The chapters in Paul Zindel's The Pigman alternate between narrators John and Lorraine, so nothing is said by John about Lorraine's mother in chapter 11. Chapter 10, however, is where Lorraine explicitly mentions what happened in her mother's past. Apparently, while her mother was pregnant with Lorraine, the doctor told her mother not to let her husband touch her until his "disease" was gone. Then Lorraine's mother discovered there was a girlfriend on the side and she soon filed for a legal separation. Her father's infidelity hurt her mother deeply because they had been childhood sweethearts (107). One could infer that Lorraine's mother may not have dated anyone else; and since they had known each other for so long, the cut was deep and left a wound that never really healed--even after her husband died.
Lorraine's experiences with her mother include behavior such as the following:
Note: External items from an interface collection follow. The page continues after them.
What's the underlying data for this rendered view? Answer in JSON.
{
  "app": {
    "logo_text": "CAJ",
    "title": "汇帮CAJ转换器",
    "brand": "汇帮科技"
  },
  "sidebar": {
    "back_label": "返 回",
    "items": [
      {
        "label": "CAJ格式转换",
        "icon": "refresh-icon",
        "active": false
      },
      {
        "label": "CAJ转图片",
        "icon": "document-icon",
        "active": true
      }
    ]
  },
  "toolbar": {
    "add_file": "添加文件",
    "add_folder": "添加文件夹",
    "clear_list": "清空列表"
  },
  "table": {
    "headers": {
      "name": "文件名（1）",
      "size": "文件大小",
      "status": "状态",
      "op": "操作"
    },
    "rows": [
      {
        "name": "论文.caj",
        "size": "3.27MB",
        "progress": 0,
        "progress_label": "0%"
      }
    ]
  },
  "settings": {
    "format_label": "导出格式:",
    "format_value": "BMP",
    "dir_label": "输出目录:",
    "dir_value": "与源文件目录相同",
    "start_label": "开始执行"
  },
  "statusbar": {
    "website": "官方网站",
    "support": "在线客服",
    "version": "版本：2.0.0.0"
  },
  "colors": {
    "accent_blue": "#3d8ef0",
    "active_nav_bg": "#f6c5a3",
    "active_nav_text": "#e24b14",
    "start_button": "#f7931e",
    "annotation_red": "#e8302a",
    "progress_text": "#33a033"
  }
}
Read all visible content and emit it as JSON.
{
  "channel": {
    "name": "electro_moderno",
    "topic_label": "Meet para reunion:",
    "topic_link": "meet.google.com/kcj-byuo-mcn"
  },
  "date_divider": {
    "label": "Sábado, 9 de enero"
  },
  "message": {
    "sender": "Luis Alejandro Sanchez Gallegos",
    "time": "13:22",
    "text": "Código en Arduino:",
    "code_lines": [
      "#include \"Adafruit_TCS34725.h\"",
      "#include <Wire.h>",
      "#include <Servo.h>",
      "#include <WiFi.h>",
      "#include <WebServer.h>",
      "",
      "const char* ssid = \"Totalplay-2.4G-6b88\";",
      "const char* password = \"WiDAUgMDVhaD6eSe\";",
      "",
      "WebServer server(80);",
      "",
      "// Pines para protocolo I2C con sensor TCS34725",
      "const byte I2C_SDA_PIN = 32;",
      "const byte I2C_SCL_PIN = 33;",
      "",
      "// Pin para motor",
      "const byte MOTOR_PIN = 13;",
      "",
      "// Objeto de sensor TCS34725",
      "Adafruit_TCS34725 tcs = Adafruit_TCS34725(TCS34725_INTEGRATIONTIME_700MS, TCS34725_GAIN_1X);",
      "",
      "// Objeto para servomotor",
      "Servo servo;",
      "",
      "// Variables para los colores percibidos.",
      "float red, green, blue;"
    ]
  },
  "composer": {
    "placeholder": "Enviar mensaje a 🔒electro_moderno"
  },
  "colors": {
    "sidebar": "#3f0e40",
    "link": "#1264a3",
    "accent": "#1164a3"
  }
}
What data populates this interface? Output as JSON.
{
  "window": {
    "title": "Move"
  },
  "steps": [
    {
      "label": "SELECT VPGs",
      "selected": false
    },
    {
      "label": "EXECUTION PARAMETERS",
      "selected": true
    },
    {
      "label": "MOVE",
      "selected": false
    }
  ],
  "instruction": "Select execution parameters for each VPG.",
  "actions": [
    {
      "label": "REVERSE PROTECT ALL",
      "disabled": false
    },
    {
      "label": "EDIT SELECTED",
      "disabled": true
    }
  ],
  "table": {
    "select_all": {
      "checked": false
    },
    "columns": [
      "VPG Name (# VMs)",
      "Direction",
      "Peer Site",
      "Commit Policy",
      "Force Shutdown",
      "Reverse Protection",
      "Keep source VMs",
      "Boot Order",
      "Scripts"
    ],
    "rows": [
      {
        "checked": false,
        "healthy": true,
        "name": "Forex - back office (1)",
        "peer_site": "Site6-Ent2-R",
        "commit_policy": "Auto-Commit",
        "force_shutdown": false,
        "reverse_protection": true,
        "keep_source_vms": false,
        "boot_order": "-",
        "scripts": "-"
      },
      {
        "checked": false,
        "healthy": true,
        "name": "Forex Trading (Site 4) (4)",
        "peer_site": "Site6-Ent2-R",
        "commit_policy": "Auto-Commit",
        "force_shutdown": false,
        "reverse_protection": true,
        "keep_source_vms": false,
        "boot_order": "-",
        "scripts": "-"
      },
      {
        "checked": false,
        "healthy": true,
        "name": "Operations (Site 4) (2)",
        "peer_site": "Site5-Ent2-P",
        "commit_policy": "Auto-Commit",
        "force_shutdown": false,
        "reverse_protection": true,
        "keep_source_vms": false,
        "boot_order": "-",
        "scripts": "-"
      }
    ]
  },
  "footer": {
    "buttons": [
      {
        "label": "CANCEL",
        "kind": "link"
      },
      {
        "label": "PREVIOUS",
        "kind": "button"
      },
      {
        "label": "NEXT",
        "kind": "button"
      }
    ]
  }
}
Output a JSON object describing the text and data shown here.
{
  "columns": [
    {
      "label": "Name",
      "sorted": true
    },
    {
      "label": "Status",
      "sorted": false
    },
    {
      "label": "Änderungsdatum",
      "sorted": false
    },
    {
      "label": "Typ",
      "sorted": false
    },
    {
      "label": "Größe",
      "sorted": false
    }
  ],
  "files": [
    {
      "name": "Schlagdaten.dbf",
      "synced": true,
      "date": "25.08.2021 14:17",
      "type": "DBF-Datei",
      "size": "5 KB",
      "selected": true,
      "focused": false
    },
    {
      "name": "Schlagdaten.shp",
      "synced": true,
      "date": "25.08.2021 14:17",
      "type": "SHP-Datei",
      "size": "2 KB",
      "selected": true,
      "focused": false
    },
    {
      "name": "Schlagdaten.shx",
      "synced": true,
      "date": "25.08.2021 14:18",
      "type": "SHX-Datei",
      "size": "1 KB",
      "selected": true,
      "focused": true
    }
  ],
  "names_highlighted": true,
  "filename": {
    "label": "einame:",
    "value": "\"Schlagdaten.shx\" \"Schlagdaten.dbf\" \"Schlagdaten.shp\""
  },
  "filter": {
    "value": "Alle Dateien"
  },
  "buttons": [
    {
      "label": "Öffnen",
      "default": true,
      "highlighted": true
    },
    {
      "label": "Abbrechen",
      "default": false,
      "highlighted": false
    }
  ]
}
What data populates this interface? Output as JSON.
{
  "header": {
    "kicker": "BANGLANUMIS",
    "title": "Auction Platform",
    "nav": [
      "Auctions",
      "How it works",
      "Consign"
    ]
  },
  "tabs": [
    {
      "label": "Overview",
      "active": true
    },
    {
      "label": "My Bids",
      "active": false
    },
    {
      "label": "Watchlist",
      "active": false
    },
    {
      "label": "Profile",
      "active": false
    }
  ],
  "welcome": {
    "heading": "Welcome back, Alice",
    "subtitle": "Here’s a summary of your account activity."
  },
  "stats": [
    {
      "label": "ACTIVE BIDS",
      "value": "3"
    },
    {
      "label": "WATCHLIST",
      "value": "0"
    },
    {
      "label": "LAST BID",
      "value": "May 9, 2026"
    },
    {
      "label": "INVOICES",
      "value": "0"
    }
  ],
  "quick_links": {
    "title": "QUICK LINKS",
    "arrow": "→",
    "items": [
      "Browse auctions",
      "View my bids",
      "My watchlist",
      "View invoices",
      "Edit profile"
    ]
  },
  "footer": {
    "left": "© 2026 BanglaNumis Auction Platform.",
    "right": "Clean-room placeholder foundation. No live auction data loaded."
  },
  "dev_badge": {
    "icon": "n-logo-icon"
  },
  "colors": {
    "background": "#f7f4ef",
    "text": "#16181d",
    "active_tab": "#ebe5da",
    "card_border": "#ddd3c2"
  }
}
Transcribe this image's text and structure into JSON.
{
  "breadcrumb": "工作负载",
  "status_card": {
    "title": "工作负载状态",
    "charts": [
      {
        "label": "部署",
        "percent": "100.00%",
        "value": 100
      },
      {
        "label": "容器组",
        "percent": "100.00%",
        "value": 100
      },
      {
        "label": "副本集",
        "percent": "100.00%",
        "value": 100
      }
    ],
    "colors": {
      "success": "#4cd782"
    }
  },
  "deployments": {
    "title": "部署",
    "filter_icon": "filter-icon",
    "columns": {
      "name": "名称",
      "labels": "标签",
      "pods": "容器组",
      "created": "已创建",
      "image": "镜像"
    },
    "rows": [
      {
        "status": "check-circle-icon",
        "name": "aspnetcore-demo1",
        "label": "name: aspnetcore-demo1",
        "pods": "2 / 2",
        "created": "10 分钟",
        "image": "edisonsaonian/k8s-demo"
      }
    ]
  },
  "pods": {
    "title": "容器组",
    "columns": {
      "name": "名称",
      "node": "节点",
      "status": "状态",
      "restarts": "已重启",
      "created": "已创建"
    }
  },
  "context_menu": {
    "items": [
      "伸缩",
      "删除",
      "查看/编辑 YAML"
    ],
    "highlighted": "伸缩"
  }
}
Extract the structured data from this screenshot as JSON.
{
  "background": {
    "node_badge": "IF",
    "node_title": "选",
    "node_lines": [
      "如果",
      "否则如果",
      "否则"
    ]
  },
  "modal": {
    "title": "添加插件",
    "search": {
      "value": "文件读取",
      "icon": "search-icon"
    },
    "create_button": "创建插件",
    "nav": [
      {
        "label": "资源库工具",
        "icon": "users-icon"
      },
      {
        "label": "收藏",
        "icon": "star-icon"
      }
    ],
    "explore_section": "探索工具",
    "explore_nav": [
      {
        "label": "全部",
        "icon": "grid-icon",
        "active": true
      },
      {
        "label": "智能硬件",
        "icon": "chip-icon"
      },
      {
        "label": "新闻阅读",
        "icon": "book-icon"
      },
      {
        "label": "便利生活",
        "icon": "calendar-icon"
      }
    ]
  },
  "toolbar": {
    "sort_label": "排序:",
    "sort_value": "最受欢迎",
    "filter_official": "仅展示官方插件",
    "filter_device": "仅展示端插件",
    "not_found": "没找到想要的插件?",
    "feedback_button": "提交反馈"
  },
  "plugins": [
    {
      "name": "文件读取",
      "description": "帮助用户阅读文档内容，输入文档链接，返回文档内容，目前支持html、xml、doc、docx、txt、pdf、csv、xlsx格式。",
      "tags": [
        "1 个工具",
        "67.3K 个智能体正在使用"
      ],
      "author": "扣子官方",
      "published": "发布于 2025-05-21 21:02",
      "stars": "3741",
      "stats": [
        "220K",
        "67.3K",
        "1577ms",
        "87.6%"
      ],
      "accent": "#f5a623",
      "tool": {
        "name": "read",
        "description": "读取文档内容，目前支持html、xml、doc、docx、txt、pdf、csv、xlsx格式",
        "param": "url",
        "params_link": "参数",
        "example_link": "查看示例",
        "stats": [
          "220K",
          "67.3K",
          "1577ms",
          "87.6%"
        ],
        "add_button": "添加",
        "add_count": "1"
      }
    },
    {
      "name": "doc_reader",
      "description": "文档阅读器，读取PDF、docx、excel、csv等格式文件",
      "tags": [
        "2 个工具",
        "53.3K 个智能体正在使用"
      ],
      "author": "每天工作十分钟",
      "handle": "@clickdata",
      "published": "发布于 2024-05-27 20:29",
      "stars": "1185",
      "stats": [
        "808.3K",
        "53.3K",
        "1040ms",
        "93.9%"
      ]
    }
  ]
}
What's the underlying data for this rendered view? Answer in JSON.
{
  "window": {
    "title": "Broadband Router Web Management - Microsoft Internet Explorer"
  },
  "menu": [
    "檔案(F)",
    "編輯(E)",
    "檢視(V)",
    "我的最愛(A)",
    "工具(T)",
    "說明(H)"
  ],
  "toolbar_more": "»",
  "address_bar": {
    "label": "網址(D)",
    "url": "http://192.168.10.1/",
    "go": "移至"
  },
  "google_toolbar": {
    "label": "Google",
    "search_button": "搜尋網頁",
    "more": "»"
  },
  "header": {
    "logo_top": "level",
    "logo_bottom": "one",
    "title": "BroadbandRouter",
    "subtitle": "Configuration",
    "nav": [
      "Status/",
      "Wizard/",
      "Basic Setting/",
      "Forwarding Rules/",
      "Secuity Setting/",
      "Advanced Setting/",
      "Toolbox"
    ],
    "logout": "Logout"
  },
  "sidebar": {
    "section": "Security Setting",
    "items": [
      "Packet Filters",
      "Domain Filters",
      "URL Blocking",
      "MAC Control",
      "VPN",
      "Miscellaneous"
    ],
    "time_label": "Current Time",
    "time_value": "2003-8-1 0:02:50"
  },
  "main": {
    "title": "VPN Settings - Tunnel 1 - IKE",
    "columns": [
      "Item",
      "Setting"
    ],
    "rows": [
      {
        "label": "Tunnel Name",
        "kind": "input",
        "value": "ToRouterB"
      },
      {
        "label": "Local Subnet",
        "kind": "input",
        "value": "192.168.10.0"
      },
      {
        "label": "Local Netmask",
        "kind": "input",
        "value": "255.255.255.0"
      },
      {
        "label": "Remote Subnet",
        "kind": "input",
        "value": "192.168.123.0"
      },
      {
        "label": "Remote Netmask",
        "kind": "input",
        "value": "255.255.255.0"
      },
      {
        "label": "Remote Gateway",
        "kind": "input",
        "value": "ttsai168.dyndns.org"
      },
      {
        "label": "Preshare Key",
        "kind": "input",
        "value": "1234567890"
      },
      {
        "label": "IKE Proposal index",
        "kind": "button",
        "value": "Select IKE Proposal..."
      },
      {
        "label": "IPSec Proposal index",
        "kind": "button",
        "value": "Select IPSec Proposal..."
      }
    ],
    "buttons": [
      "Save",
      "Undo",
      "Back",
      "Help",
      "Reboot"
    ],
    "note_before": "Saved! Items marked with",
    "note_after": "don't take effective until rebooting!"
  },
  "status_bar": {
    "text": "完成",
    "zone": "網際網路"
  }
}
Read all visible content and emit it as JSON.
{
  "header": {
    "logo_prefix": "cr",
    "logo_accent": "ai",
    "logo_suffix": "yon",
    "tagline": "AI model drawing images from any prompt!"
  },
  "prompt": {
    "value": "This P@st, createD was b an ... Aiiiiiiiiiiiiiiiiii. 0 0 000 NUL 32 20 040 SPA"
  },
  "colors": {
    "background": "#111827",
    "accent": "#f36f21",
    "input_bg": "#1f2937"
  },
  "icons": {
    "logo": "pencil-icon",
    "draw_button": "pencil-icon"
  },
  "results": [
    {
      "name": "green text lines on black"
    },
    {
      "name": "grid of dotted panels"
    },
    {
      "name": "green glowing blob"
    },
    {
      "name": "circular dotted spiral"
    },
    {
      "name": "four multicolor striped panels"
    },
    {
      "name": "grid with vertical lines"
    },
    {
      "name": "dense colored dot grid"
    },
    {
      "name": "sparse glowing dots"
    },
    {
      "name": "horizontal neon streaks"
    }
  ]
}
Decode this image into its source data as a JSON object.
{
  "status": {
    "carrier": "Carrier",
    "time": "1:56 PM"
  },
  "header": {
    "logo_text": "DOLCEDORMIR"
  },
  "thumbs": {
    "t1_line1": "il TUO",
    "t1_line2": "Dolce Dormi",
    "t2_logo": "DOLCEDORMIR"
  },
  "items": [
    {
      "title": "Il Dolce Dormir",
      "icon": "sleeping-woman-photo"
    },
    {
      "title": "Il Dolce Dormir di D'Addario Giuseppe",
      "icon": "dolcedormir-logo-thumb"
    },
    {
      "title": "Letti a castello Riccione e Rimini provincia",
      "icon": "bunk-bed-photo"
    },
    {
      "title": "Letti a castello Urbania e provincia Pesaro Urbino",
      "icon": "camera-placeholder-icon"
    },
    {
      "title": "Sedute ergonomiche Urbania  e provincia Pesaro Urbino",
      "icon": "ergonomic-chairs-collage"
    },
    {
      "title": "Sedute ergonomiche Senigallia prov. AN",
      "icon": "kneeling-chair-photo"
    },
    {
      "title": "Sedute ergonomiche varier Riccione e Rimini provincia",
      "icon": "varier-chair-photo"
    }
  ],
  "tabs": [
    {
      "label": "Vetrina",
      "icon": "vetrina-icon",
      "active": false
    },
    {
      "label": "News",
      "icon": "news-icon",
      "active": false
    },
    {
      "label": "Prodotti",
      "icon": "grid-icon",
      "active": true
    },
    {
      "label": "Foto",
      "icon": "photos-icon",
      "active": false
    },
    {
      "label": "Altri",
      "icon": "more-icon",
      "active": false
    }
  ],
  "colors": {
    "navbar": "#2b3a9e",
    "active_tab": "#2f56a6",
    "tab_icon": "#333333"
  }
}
"When she goes to work on a night shift, she constantly reminds me to lock the doors and windows. . . Beware of men is what she's really saying. They have dirty minds, and they're only after one thing. Rapists are roaming the earth" (106).
It's as if her mother is overcompensating for her own mistakes in life. Surely she wants to protect her daughter, but much of what she says to Lorraine comes across as bitter, negative, and mistrusting rather than protective. For example, in chapter 12, Lorraine's mother tells her about a client's husband who seemed to be flirting with her that day and how much men like that disgust her. Then, almost in the same breath, she projects her views onto her daughter by asking the following:
"Lorraine, don't you think that skirt is a little too short? . . . Just because all the other girls have sex on their minds, doesn't mean you have to" (136).
Lorraine has learned to limit her responses so not to make the situation with her mother worse. Lorraine discusses her mother in other chapters as well, but chapter 10 is the one with the most descriptive reason for her mother's behavior and views towards men.